=== Begin Enclosure ===
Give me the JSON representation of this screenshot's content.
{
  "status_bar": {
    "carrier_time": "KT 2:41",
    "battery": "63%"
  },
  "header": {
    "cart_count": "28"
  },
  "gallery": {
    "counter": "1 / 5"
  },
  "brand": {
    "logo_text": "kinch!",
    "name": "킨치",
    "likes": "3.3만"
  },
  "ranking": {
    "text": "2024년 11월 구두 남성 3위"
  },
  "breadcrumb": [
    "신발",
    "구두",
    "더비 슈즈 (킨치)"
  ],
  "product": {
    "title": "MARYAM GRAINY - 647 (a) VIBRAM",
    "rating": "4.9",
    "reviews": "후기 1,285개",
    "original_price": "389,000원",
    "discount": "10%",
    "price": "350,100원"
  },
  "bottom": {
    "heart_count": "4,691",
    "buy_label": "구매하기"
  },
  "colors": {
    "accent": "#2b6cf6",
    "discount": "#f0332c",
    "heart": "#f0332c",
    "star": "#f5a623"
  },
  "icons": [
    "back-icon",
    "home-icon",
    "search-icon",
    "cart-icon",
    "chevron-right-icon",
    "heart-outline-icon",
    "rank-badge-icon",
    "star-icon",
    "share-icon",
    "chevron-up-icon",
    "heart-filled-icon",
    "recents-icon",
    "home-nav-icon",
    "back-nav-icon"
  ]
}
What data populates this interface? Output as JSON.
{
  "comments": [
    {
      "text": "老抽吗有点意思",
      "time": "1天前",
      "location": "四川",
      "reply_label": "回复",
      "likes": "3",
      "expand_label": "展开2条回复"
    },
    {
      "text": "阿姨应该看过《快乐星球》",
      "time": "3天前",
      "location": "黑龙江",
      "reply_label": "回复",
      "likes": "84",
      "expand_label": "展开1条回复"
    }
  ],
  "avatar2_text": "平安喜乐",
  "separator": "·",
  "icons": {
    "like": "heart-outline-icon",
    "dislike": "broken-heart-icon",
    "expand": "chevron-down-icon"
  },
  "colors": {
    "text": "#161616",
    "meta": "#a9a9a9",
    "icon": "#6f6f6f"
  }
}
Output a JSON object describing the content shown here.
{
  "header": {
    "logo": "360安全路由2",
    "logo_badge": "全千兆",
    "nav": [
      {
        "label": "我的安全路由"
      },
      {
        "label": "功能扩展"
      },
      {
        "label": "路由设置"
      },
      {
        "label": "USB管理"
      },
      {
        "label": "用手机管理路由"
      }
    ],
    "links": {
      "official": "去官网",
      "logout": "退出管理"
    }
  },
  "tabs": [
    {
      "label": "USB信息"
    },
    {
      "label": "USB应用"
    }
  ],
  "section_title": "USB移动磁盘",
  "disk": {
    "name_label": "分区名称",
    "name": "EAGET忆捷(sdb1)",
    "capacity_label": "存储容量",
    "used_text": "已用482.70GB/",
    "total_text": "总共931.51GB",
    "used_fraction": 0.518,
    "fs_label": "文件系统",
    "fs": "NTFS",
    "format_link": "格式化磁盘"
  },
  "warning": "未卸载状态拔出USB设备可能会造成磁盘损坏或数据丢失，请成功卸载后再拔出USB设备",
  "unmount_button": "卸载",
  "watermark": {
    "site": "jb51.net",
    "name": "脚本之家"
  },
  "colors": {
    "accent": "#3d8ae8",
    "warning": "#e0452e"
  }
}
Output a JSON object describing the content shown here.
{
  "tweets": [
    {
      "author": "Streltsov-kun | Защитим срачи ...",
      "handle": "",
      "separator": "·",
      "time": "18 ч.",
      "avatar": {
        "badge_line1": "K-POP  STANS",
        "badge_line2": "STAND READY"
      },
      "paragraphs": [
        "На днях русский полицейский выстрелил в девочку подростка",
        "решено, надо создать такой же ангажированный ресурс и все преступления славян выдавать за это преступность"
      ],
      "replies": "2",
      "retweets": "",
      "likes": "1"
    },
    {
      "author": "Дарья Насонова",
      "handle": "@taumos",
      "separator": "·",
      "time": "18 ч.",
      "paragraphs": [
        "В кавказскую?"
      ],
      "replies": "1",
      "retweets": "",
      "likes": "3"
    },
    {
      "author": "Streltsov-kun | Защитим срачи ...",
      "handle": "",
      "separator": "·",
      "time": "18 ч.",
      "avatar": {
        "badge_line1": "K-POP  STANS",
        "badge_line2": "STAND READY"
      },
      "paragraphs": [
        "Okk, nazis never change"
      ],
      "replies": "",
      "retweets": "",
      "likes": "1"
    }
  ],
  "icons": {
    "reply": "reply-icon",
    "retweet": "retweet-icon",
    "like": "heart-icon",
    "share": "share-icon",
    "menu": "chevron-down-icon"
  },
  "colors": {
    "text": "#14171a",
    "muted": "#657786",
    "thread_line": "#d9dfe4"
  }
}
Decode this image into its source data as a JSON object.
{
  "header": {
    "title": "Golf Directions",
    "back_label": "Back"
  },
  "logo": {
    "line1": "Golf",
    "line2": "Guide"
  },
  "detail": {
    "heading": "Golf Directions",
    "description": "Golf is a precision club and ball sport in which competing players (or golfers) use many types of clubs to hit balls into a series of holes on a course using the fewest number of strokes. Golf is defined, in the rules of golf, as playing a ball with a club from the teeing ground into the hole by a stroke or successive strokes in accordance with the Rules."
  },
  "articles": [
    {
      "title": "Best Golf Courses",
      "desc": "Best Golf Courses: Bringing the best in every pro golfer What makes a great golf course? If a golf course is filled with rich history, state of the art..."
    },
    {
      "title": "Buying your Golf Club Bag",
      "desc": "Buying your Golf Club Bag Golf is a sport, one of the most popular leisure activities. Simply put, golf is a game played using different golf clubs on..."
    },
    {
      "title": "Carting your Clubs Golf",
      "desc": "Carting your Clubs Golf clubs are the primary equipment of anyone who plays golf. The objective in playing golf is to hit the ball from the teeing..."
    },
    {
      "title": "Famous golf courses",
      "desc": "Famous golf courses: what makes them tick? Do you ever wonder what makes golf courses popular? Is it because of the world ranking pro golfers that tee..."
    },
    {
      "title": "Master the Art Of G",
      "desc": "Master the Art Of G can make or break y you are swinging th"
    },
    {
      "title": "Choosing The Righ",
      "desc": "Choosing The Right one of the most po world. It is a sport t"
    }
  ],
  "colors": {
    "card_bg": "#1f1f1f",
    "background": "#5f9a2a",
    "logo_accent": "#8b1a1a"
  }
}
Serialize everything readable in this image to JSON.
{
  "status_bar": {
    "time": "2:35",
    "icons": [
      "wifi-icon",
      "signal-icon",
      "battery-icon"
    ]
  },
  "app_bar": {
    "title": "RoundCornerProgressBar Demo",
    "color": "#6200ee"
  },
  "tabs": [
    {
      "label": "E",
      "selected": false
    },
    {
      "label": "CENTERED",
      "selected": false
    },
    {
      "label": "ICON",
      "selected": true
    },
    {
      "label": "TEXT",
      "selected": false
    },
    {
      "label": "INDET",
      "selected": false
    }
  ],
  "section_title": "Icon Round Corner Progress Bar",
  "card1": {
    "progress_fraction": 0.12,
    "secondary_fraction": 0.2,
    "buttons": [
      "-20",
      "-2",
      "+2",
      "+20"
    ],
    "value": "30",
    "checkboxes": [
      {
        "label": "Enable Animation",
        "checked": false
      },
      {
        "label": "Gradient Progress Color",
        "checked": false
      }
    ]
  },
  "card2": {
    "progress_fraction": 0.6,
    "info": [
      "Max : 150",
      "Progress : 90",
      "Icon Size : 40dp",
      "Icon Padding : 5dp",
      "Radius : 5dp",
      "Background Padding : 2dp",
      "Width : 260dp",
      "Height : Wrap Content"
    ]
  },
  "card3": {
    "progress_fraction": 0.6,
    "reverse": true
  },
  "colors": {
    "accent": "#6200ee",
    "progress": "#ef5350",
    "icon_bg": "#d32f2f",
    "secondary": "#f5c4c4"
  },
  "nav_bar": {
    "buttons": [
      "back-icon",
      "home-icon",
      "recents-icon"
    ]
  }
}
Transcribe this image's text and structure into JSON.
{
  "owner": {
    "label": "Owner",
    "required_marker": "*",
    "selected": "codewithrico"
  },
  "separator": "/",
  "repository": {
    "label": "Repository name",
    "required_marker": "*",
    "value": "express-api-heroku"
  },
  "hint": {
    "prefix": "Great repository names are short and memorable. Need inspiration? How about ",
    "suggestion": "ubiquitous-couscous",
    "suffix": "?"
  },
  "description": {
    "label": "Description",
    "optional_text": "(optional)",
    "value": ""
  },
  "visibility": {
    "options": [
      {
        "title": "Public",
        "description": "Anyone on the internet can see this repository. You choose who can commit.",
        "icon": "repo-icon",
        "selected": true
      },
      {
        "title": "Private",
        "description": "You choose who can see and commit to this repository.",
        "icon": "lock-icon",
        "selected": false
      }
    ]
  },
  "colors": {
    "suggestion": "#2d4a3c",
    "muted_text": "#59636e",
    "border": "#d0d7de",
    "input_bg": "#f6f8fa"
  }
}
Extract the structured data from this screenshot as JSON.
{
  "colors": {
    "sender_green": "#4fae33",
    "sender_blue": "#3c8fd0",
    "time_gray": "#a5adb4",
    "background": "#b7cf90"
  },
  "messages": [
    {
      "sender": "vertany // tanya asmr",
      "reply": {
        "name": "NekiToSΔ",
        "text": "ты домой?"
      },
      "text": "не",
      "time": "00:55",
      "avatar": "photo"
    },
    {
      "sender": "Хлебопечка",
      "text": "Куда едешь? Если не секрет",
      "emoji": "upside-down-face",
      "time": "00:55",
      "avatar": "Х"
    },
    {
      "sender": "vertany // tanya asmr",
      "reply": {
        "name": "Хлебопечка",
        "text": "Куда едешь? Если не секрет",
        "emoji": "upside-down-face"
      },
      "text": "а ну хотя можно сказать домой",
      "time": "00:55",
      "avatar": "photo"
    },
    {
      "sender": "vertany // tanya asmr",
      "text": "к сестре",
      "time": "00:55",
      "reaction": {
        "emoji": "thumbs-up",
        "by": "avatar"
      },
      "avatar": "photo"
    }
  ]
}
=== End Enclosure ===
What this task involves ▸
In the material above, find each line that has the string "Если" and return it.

Answer ▸
      "text": "Куда едешь? Если не секрет",
        "text": "Куда едешь? Если не секрет",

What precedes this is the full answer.